The 59-year-old was escorted into the city on July 4, 1968, by 400 motor-boats, yachts, catamarans and canoes blowing sirens and whistles.

The family greengrocer's in Osborne Road, Southsea, decorated for the occasion.

The family greengrocer's in Osborne Road, Southsea, decorated for the occasion.

A crowd of more than 250,000 people had gathered to congratulate the Southsea greengrocer on his 28,500-mile solo trip around the globe.

Anyone who was there that momentous day will never forget it, and as the 50th anniversary approaches, the city is planning several events to pay tribute to Sir Alec, who was knighted the day after his homecoming.

Mention of those plans on these pages prompted Graham Stevens to find his pictures from that day.

A gun was fired from the Royal Albert Yacht Club at 11.52am as Mr Rose crossed the finishing line in his 36ft pale blue ketch Lively Lady.

The welcoming committee.

The welcoming committee.

And as the weary seafarer stepped ashore at 12.33pm he was presented with a telegram from the Queen.

It read: ‘Warmest congratulations on your magnificent voyage.

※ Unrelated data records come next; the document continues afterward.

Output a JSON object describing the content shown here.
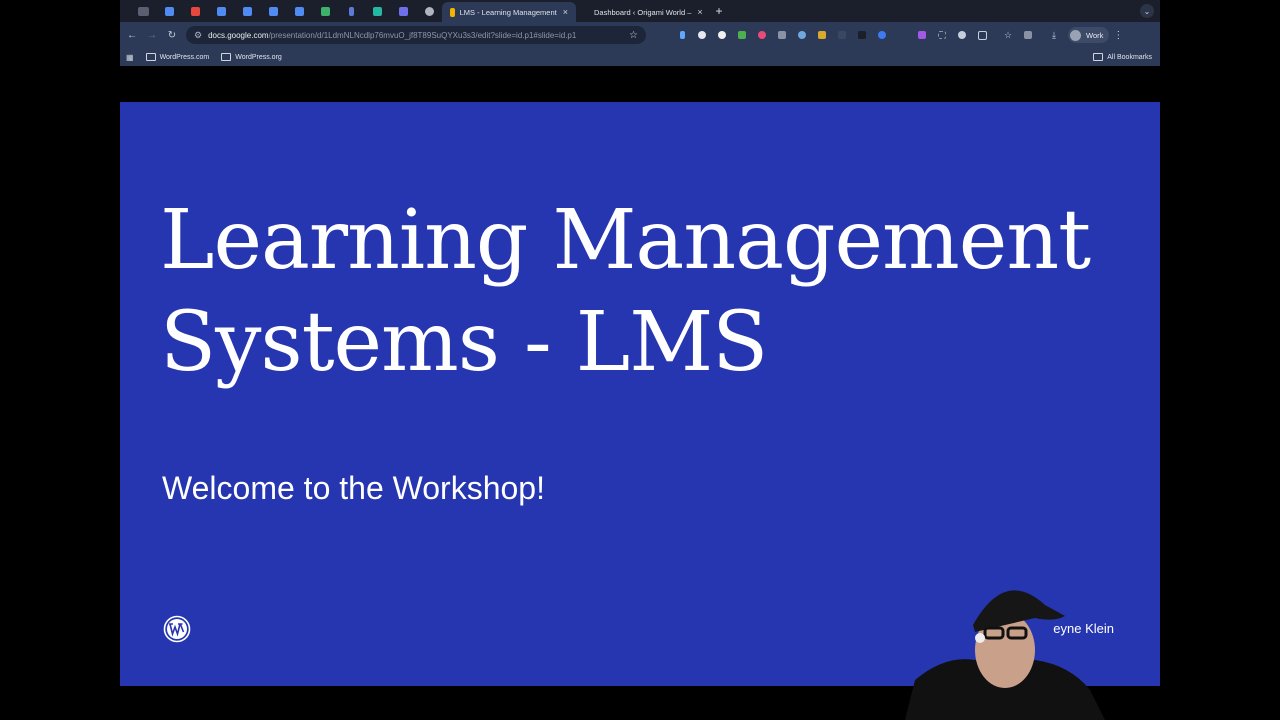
{
  "tabs": {
    "active_label": "LMS - Learning Management",
    "second_label": "Dashboard ‹ Origami World –",
    "new_tab": "+",
    "close": "×"
  },
  "toolbar": {
    "url_host": "docs.google.com",
    "url_path": "/presentation/d/1LdmNLNcdlp76mvuO_jf8T89SuQYXu3s3/edit?slide=id.p1#slide=id.p1",
    "profile_label": "Work"
  },
  "bookmarks": {
    "items": [
      "WordPress.com",
      "WordPress.org"
    ],
    "all_label": "All Bookmarks"
  },
  "slide": {
    "title_line1": "Learning Management",
    "title_line2": "Systems - LMS",
    "subtitle": "Welcome to the Workshop!",
    "presenter": "eyne Klein",
    "logo_icon": "wordpress-logo-icon"
  },
  "colors": {
    "slide_bg": "#2536b0",
    "toolbar_bg": "#2c3a58",
    "tabstrip_bg": "#1a1f2b"
  }
}
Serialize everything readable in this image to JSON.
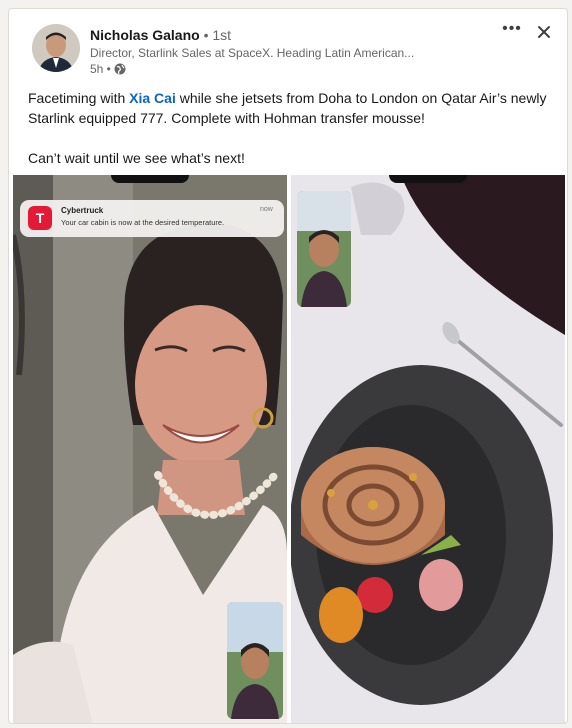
{
  "post": {
    "author_name": "Nicholas Galano",
    "connection_degree": "• 1st",
    "headline": "Director, Starlink Sales at SpaceX. Heading Latin American...",
    "time": "5h •",
    "text_before_mention": "Facetiming with ",
    "mention": "Xia Cai",
    "text_after_mention": " while she jetsets from Doha to London on Qatar Air’s newly Starlink equipped 777. Complete with Hohman transfer mousse!",
    "text_second_paragraph": "Can’t wait until we see what’s next!",
    "more_label": "•••"
  },
  "notification": {
    "app": "Cybertruck",
    "message": "Your car cabin is now at the desired temperature.",
    "time": "now",
    "icon_letter": "T"
  },
  "icons": {
    "more": "more-options-icon",
    "close": "close-icon",
    "globe": "globe-icon",
    "notification": "tesla-logo-icon"
  },
  "colors": {
    "mention": "#0a66c2",
    "tesla_red": "#e31937",
    "card_bg": "#ffffff",
    "page_bg": "#f3f2ef"
  }
}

Welcome home - Elizabeth and Philip.’

Part of the huge crowd at Southsea on July 4, 1968.

Part of the huge crowd at Southsea on July 4, 1968.

Alec Rose amid part of the welcoming reception on the Guildhall's steps.

Alec Rose amid part of the welcoming reception on the Guildhall's steps.

Alec Rose  and his wife Dorothy are driven to the Guildhall in a Rolls-Royce where the yachtsman spoke to reporters.

Alec Rose and his wife Dorothy are driven to the Guildhall in a Rolls-Royce where the yachtsman spoke to reporters.